Liverpool ‘We dominated Manchester United’ – Gomez and Matip frustrated by Liverpool stalemate Ben Spratt Last updated 2 years ago 22:24 10/14/17 FacebookTwitterRedditcopy Comments(3) Getty Liverpool Premier League Liverpool v Manchester United Manchester United The Reds were held to a 0-0 draw at Anfield by Jose Mourinho’s side on Saturday, with two of their defenders disappointed not to pick up a win Liverpool defenders Joe Gomez and Joel Matip felt they dominated against Manchester United on Saturday, despite being held to a goalless draw at Anfield.The home side controlled possession but could not find a way through United, who sat deep and mustered only one shot on target through Romelu Lukaku in the first half.Arsenal 17/2 to beat Watford 1-0 Article continues below Editors’ Picks Why Barcelona god Messi will never be worshipped in the same way in Argentina Lyon treble & England heartbreak: The full story behind Lucy Bronze’s dramatic 2019 Liverpool v Man City is now the league’s biggest rivalry and the bitterness is growing Megan Rapinoe: Born & brilliant in the U.S.A. Although Liverpool were left frustrated, Gomez believes the pattern of play shows that his side have the quality to take on a top team like United.”It’s a bit frustrating for us considering the chances we had in the game,” the England Under-21 international told Sky Sports.”We’ll try to take the positives of a clean sheet and a point against such a good team. They had a couple of chances as well, but overall we feel we dominated the game.It’s a point apiece at Anfield. pic.twitter.com/AR38o4404t — Liverpool FC (@LFC) October 14, 2017 “They’re a good side with some top class players, but we know we’re a good team as well and go into every game believing we can win.”Matip concurred with his team-mate, adding: “I think we dominated. We had most of the possession and had one or two chances.
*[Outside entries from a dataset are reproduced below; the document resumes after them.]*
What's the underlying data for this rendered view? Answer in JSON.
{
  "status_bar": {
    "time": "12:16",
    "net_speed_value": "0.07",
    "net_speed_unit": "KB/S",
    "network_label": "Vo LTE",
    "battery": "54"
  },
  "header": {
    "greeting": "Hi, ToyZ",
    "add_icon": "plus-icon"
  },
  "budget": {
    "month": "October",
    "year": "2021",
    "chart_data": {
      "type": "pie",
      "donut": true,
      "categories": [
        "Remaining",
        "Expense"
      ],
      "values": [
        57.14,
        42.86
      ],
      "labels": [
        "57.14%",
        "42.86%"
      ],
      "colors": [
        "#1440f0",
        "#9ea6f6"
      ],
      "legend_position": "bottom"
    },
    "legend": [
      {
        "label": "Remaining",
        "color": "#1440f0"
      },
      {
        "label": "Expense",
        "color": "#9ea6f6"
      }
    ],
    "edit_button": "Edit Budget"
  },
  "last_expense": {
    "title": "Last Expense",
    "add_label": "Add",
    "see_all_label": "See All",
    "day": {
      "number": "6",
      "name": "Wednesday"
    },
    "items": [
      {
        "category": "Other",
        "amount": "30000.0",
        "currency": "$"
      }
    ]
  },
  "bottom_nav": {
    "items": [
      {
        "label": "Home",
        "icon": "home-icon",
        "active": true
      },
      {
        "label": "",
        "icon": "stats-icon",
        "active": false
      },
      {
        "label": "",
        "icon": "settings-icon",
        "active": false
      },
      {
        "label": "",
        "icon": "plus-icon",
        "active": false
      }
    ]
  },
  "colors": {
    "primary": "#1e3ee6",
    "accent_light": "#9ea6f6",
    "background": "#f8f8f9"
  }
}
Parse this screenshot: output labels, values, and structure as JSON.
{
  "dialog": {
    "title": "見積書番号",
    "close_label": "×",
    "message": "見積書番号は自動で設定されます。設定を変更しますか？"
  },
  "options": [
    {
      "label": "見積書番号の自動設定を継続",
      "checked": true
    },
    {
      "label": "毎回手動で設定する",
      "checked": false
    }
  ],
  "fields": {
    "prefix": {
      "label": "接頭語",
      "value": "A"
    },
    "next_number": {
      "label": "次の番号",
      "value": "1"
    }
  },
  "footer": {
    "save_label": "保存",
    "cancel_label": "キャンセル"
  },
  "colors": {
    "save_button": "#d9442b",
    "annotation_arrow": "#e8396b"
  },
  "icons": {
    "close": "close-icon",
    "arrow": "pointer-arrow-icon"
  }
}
But it’s okay, we can live with this.”The former Schalke defender had the biggest chance of the game as David de Gea made a fine close-range stop, but Matip felt he should have scored.”It was a great save from De Gea, but we had some opportunities,” he said. “I have to score and maybe we win this game. His reaction was brilliant.”We have to move on and take the positive things, like Joe said.” Subscribe to Goal’s Liverpool Correspondent Neil Jones’ weekly email bringing you the best Liverpool FC writing from around the web